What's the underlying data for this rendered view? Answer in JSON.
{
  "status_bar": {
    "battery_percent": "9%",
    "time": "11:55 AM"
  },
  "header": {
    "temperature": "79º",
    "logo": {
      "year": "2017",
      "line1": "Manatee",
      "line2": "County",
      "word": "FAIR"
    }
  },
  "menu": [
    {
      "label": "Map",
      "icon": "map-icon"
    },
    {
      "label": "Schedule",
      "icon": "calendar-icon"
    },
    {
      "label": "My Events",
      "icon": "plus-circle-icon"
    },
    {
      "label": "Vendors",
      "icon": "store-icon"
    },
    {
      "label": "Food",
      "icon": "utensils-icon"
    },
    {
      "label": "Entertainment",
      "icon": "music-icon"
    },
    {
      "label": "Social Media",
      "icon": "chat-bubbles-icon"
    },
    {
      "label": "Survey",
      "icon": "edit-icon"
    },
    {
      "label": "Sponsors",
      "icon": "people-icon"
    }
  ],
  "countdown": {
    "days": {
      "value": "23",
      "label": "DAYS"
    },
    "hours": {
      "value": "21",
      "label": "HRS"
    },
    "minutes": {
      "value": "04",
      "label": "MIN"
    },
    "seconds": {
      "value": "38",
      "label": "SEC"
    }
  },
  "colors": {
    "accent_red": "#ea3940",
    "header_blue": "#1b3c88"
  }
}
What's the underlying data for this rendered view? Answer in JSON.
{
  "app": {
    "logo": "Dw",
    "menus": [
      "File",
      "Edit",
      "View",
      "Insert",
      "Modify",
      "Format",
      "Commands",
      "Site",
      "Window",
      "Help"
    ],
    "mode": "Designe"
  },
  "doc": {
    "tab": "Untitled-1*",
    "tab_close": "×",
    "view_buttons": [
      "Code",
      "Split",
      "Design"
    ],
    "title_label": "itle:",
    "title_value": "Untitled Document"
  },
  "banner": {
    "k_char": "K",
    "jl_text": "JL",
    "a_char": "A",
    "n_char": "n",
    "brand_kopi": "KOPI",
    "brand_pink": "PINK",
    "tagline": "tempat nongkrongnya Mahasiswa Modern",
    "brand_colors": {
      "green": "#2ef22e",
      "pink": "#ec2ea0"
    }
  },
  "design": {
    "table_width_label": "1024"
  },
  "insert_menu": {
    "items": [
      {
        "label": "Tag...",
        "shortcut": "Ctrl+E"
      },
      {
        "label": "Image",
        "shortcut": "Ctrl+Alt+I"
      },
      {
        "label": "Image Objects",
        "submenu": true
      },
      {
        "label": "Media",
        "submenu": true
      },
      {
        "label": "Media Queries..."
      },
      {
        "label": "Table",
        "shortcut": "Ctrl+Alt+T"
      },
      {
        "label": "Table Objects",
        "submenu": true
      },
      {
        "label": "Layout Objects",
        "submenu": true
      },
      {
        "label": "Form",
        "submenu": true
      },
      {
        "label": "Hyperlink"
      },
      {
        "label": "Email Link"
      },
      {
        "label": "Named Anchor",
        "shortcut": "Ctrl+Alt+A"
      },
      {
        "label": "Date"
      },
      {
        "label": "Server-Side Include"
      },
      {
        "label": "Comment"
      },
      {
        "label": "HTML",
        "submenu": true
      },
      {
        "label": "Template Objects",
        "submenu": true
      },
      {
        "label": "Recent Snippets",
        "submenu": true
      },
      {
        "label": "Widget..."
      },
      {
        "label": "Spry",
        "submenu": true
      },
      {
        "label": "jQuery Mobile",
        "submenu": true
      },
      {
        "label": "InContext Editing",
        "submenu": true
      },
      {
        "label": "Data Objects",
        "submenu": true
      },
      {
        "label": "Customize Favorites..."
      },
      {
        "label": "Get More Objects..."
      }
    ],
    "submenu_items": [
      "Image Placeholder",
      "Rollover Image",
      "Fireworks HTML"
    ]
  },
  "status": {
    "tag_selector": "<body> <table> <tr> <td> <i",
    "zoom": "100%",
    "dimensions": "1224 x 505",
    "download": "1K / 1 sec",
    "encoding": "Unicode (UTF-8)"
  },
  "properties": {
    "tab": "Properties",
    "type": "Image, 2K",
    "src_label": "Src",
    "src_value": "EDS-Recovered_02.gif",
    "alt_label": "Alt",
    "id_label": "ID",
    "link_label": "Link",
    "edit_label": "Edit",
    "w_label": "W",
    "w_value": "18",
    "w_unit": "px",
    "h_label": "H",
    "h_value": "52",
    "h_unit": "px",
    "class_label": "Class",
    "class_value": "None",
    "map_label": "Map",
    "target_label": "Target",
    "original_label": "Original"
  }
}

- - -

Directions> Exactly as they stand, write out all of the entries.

Answer space>
What's the underlying data for this rendered view? Answer in JSON.
{
  "status_bar": {
    "battery_percent": "9%",
    "time": "11:55 AM"
  },
  "header": {
    "temperature": "79º",
    "logo": {
      "year": "2017",
      "line1": "Manatee",
      "line2": "County",
      "word": "FAIR"
    }
  },
  "menu": [
    {
      "label": "Map",
      "icon": "map-icon"
    },
    {
      "label": "Schedule",
      "icon": "calendar-icon"
    },
    {
      "label": "My Events",
      "icon": "plus-circle-icon"
    },
    {
      "label": "Vendors",
      "icon": "store-icon"
    },
    {
      "label": "Food",
      "icon": "utensils-icon"
    },
    {
      "label": "Entertainment",
      "icon": "music-icon"
    },
    {
      "label": "Social Media",
      "icon": "chat-bubbles-icon"
    },
    {
      "label": "Survey",
      "icon": "edit-icon"
    },
    {
      "label": "Sponsors",
      "icon": "people-icon"
    }
  ],
  "countdown": {
    "days": {
      "value": "23",
      "label": "DAYS"
    },
    "hours": {
      "value": "21",
      "label": "HRS"
    },
    "minutes": {
      "value": "04",
      "label": "MIN"
    },
    "seconds": {
      "value": "38",
      "label": "SEC"
    }
  },
  "colors": {
    "accent_red": "#ea3940",
    "header_blue": "#1b3c88"
  }
}
What's the underlying data for this rendered view? Answer in JSON.
{
  "app": {
    "logo": "Dw",
    "menus": [
      "File",
      "Edit",
      "View",
      "Insert",
      "Modify",
      "Format",
      "Commands",
      "Site",
      "Window",
      "Help"
    ],
    "mode": "Designe"
  },
  "doc": {
    "tab": "Untitled-1*",
    "tab_close": "×",
    "view_buttons": [
      "Code",
      "Split",
      "Design"
    ],
    "title_label": "itle:",
    "title_value": "Untitled Document"
  },
  "banner": {
    "k_char": "K",
    "jl_text": "JL",
    "a_char": "A",
    "n_char": "n",
    "brand_kopi": "KOPI",
    "brand_pink": "PINK",
    "tagline": "tempat nongkrongnya Mahasiswa Modern",
    "brand_colors": {
      "green": "#2ef22e",
      "pink": "#ec2ea0"
    }
  },
  "design": {
    "table_width_label": "1024"
  },
  "insert_menu": {
    "items": [
      {
        "label": "Tag...",
        "shortcut": "Ctrl+E"
      },
      {
        "label": "Image",
        "shortcut": "Ctrl+Alt+I"
      },
      {
        "label": "Image Objects",
        "submenu": true
      },
      {
        "label": "Media",
        "submenu": true
      },
      {
        "label": "Media Queries..."
      },
      {
        "label": "Table",
        "shortcut": "Ctrl+Alt+T"
      },
      {
        "label": "Table Objects",
        "submenu": true
      },
      {
        "label": "Layout Objects",
        "submenu": true
      },
      {
        "label": "Form",
        "submenu": true
      },
      {
        "label": "Hyperlink"
      },
      {
        "label": "Email Link"
      },
      {
        "label": "Named Anchor",
        "shortcut": "Ctrl+Alt+A"
      },
      {
        "label": "Date"
      },
      {
        "label": "Server-Side Include"
      },
      {
        "label": "Comment"
      },
      {
        "label": "HTML",
        "submenu": true
      },
      {
        "label": "Template Objects",
        "submenu": true
      },
      {
        "label": "Recent Snippets",
        "submenu": true
      },
      {
        "label": "Widget..."
      },
      {
        "label": "Spry",
        "submenu": true
      },
      {
        "label": "jQuery Mobile",
        "submenu": true
      },
      {
        "label": "InContext Editing",
        "submenu": true
      },
      {
        "label": "Data Objects",
        "submenu": true
      },
      {
        "label": "Customize Favorites..."
      },
      {
        "label": "Get More Objects..."
      }
    ],
    "submenu_items": [
      "Image Placeholder",
      "Rollover Image",
      "Fireworks HTML"
    ]
  },
  "status": {
    "tag_selector": "<body> <table> <tr> <td> <i",
    "zoom": "100%",
    "dimensions": "1224 x 505",
    "download": "1K / 1 sec",
    "encoding": "Unicode (UTF-8)"
  },
  "properties": {
    "tab": "Properties",
    "type": "Image, 2K",
    "src_label": "Src",
    "src_value": "EDS-Recovered_02.gif",
    "alt_label": "Alt",
    "id_label": "ID",
    "link_label": "Link",
    "edit_label": "Edit",
    "w_label": "W",
    "w_value": "18",
    "w_unit": "px",
    "h_label": "H",
    "h_value": "52",
    "h_unit": "px",
    "class_label": "Class",
    "class_value": "None",
    "map_label": "Map",
    "target_label": "Target",
    "original_label": "Original"
  }
}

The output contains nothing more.